Your answer should be the number of lines in the listing that hold the string "enechain", with no other words.

*** Begin section ***

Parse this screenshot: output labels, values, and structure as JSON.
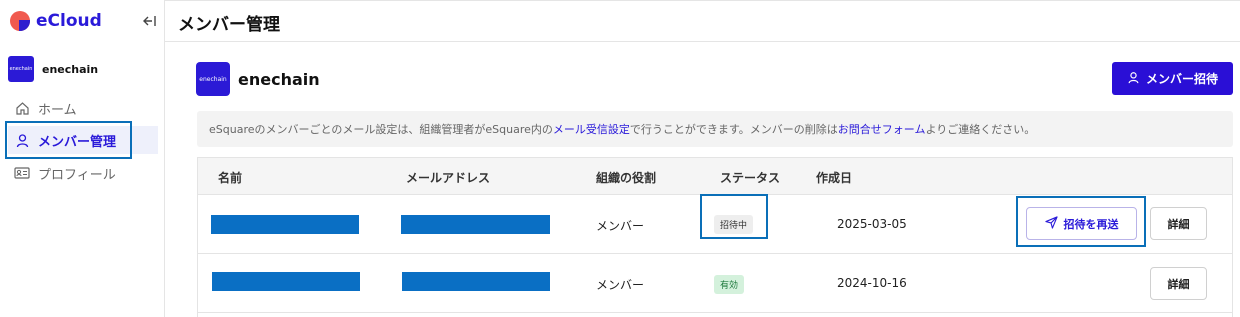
{
  "app": {
    "name": "eCloud"
  },
  "sidebar": {
    "org_logo_text": "enechain",
    "org_name": "enechain",
    "items": [
      {
        "label": "ホーム",
        "icon": "home-icon"
      },
      {
        "label": "メンバー管理",
        "icon": "user-icon"
      },
      {
        "label": "プロフィール",
        "icon": "id-card-icon"
      }
    ]
  },
  "header": {
    "title": "メンバー管理"
  },
  "main": {
    "org_logo_text": "enechain",
    "org_title": "enechain",
    "invite_button": "メンバー招待",
    "notice": {
      "part1": "eSquareのメンバーごとのメール設定は、組織管理者がeSquare内の",
      "link1": "メール受信設定",
      "part2": "で行うことができます。メンバーの削除は",
      "link2": "お問合せフォーム",
      "part3": "よりご連絡ください。"
    },
    "table": {
      "columns": [
        "名前",
        "メールアドレス",
        "組織の役割",
        "ステータス",
        "作成日"
      ],
      "rows": [
        {
          "role": "メンバー",
          "status": "招待中",
          "created": "2025-03-05",
          "resend": "招待を再送",
          "detail": "詳細"
        },
        {
          "role": "メンバー",
          "status": "有効",
          "created": "2024-10-16",
          "detail": "詳細"
        }
      ]
    }
  },
  "colors": {
    "brand": "#2a1ad9",
    "primary_button": "#2a0fd6",
    "highlight": "#0a6fb8",
    "redaction": "#0a6fc4"
  }
}
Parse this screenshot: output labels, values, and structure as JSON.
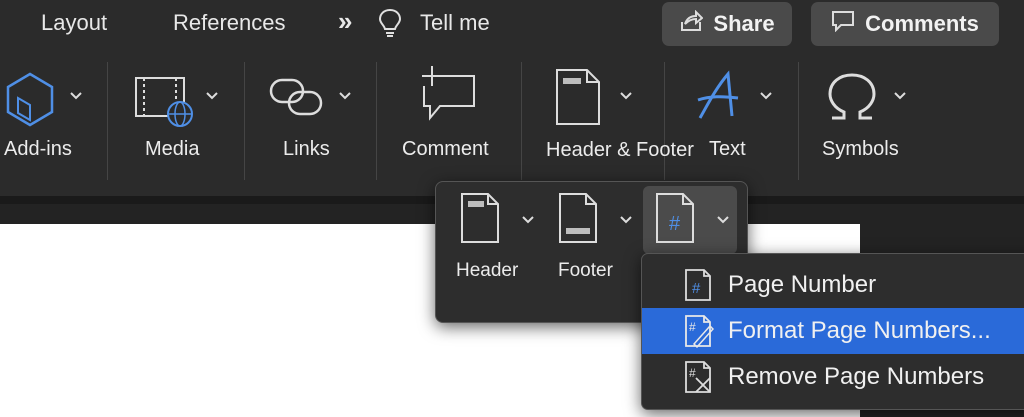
{
  "tabs": {
    "layout": "Layout",
    "references": "References",
    "more": "»",
    "tell_me": "Tell me"
  },
  "top_buttons": {
    "share": "Share",
    "comments": "Comments"
  },
  "ribbon": {
    "addins": "Add-ins",
    "media": "Media",
    "links": "Links",
    "comment": "Comment",
    "header_footer": "Header & Footer",
    "text": "Text",
    "symbols": "Symbols"
  },
  "popover": {
    "header": "Header",
    "footer": "Footer"
  },
  "menu": {
    "items": [
      {
        "label": "Page Number",
        "selected": false
      },
      {
        "label": "Format Page Numbers...",
        "selected": true
      },
      {
        "label": "Remove Page Numbers",
        "selected": false
      }
    ]
  },
  "colors": {
    "background": "#2b2b2b",
    "button": "#4a4a4a",
    "selection": "#2a6ad9",
    "icon_blue": "#4f8fe6"
  },
  "icons": [
    "lightbulb-icon",
    "share-icon",
    "comment-bubble-icon",
    "hexagon-addins-icon",
    "media-film-icon",
    "links-chain-icon",
    "new-comment-icon",
    "header-footer-icon",
    "text-a-icon",
    "omega-symbol-icon",
    "chevron-down-icon",
    "page-number-icon",
    "format-page-numbers-icon",
    "remove-page-numbers-icon"
  ]
}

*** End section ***

• **Solution to this task**
4